• EXERCISE REQUIREMENTS: Figure out the number of lines in the data that hold the string "mention". Reply with that figure only.

• GIVEN ENTRIES:
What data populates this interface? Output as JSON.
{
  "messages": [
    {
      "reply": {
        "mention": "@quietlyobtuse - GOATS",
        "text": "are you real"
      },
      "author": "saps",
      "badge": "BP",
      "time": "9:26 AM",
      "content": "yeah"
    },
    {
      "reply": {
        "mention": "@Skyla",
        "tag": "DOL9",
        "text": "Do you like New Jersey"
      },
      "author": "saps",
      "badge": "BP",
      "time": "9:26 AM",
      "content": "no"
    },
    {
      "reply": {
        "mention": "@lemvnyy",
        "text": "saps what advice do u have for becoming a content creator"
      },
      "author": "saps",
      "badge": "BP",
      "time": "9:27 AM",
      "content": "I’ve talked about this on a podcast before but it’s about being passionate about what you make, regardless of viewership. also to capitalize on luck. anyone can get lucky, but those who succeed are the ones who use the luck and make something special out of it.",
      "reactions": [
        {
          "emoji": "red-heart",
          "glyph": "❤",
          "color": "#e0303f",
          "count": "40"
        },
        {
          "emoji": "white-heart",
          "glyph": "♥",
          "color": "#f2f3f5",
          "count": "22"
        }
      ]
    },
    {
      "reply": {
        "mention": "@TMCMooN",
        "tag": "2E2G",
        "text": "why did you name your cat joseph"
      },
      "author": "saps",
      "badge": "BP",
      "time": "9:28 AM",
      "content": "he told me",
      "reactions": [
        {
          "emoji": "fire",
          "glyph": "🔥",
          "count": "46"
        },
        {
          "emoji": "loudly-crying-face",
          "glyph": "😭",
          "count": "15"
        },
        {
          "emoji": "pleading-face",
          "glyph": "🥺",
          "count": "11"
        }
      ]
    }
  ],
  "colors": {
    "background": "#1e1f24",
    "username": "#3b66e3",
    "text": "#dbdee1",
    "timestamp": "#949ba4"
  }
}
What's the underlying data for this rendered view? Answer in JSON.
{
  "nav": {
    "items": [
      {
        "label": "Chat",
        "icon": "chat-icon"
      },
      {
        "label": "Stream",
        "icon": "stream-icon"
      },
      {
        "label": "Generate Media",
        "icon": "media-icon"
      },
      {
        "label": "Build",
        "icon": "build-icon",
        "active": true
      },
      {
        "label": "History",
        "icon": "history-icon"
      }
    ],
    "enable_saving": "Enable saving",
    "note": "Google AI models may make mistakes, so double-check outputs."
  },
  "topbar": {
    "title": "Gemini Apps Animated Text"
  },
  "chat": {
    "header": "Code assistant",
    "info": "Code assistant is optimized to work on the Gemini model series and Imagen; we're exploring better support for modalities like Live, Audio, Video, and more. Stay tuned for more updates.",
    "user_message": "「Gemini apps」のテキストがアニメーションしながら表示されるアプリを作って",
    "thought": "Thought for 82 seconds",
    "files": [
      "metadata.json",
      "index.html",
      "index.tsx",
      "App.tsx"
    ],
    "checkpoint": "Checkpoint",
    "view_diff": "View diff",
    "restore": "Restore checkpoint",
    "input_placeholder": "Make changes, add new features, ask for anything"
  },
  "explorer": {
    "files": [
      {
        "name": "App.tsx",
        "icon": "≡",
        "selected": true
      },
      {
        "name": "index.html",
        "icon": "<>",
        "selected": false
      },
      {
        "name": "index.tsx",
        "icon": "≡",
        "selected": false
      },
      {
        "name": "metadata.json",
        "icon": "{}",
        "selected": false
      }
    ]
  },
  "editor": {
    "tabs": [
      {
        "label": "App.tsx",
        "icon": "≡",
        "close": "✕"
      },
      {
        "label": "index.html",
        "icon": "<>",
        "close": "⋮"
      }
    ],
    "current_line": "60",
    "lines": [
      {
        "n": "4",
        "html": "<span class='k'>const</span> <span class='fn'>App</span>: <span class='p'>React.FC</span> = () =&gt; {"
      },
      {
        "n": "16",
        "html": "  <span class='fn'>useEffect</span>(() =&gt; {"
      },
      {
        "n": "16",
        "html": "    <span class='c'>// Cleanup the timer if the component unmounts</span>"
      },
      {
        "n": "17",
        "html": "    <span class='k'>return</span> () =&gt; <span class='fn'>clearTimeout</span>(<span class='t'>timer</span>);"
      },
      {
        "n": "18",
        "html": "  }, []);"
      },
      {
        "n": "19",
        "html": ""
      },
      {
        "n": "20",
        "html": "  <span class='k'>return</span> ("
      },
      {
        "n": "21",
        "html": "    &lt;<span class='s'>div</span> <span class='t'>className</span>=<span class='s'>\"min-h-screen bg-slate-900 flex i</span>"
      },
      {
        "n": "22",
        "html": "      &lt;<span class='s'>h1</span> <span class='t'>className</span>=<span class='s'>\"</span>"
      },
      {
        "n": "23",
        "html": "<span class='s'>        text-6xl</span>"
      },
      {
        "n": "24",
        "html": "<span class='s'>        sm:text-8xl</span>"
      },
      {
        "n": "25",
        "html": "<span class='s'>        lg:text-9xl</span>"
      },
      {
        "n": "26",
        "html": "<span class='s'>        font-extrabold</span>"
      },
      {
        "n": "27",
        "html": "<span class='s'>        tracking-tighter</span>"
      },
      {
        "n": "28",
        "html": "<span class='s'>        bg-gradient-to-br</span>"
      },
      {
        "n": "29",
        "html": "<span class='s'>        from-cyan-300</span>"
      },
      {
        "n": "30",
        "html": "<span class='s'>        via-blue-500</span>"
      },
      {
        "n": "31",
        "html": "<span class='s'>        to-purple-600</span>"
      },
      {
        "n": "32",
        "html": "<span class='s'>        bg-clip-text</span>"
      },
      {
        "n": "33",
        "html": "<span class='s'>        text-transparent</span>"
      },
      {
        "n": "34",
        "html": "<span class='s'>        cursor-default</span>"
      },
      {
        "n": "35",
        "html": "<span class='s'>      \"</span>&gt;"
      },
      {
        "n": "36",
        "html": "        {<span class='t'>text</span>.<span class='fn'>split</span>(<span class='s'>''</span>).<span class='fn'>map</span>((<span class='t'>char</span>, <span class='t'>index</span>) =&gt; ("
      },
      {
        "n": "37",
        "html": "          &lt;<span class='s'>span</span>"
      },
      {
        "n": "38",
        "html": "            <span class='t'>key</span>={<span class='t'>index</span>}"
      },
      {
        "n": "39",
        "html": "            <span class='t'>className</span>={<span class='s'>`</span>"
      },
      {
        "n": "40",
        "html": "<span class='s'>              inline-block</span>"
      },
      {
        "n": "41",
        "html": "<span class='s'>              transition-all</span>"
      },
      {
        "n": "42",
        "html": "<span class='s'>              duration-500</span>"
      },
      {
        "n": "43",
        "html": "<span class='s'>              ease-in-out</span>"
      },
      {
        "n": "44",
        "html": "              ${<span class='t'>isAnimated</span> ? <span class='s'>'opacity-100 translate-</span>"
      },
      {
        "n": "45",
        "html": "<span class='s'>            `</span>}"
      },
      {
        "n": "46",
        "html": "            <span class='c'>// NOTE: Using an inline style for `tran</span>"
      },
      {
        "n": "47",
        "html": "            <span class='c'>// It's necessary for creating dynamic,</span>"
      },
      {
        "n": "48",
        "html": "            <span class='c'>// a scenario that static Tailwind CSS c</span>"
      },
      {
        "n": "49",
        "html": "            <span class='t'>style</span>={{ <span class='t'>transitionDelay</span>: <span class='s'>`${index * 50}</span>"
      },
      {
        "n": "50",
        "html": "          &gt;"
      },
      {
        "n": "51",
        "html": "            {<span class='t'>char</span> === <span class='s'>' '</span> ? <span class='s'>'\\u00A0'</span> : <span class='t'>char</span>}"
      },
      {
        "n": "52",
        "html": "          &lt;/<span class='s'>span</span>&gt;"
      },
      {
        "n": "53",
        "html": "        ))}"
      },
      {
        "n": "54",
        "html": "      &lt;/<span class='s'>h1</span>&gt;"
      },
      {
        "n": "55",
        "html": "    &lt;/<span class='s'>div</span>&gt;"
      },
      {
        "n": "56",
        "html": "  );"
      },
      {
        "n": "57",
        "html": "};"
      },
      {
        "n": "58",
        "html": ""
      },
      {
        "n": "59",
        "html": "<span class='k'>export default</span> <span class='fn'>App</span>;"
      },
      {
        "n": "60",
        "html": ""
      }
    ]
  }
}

• EXERCISE ANSWER: 4